When John Gorrie graduated from medical school in 1833, he accepted a job offer in Apalachicola on the Gulf coast of Florida. He ran two hospitals and continued his research on tropical diseases while serving variously as member of the city council, postmaster, vestryman of the Episcopal church, secretary of the Masonic Lodge and president of the bank.
Like many medical men of his time, Gorrie attributed disease to bad air and the air in Apalachicola could get pretty bad, what with the heat and humidity and the noisome mainstay of the economy – oyster and shrimp fishing. ( Apalachicola still produces about 90% of Florida’s oysters.)
Dr. Gorrie wanted his patients to have cooler and therefore healthier air, so he started experimenting with ways to create it. He tried suspending containers of ice from the ceiling and allowing the air to flow naturally to an opening in the floor.
But the cost of ice – imported from the north – was prohibitive, so the next logical step was to develop artificial ice, which Gorrie tried. His experiments began to take up so much of his time that by 1845 he had effectively quit practicing medicine and on May 6, 1851, he filed a patent for the first machine to produce artificial ice. At that point, he ran out of money and began to look for a partner to help fund the manufacture of his machine.
He found one, but the man died and Gorrie had to look for help yet again. And that was when he ran into the force that was Frederic Tudor.
Fred Tudor came from a Brahmin family in Boston. His father was an attorney, his brother a literary figure of some repute, but Fred passed on the chance to go to Harvard and dropped out of school as soon as he could to go into commerce. By 1810, he was in the ice business and had bought his first ship to carry ice from the ponds of Massachusetts to the Caribbean.
It was a long time before Tudor was the ‘Ice King’ – he made and lost money for years, was for a time in debtors’ prison – but finally, by the 1840s, with the advent of machinery to cut ice and railroads to carry it, he began to make money.
Fred Tudor was clearly a man of ambition and gumption and so the theory (put forward by Gorrie biographer Vivian Sherlock) that it was Tudor’s slander that stymied John Gorrie’s plans is entirely believable – it wasn’t likely that the ‘Ice King,’ whose ships were sailing up the Ganges loaded with New England pond ice, was going to let someone with an ice machine do him in.
In any event, Gorrie could not get anyone to back him and his machine.
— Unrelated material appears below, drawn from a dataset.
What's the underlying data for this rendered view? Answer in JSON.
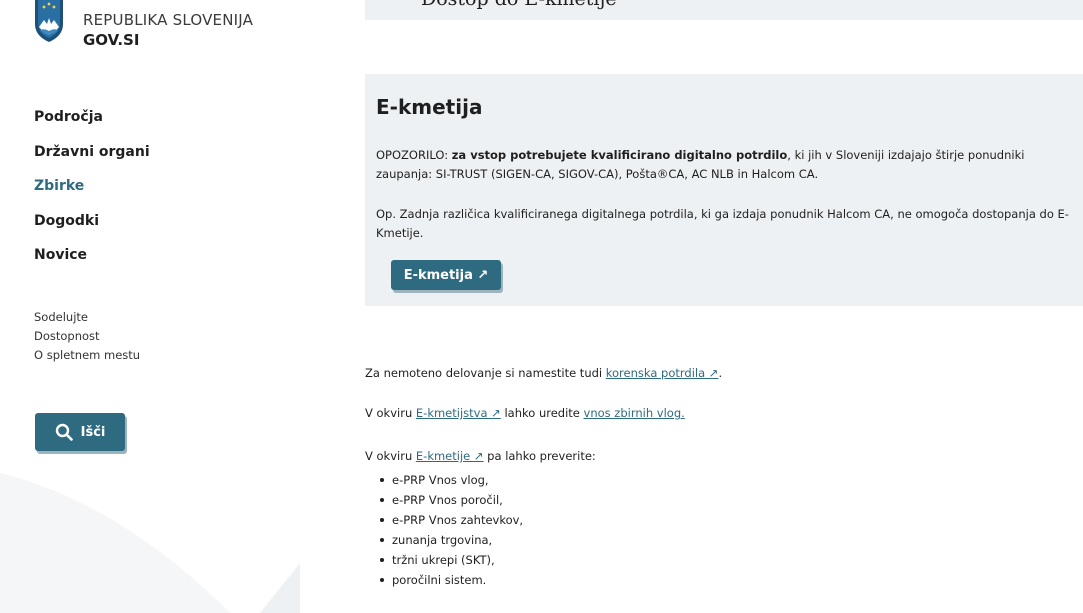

He died penniless in 1855 and it would be another half century before Willis Haviland Carrier received a patent for his ‘Apparatus for Treating Air.’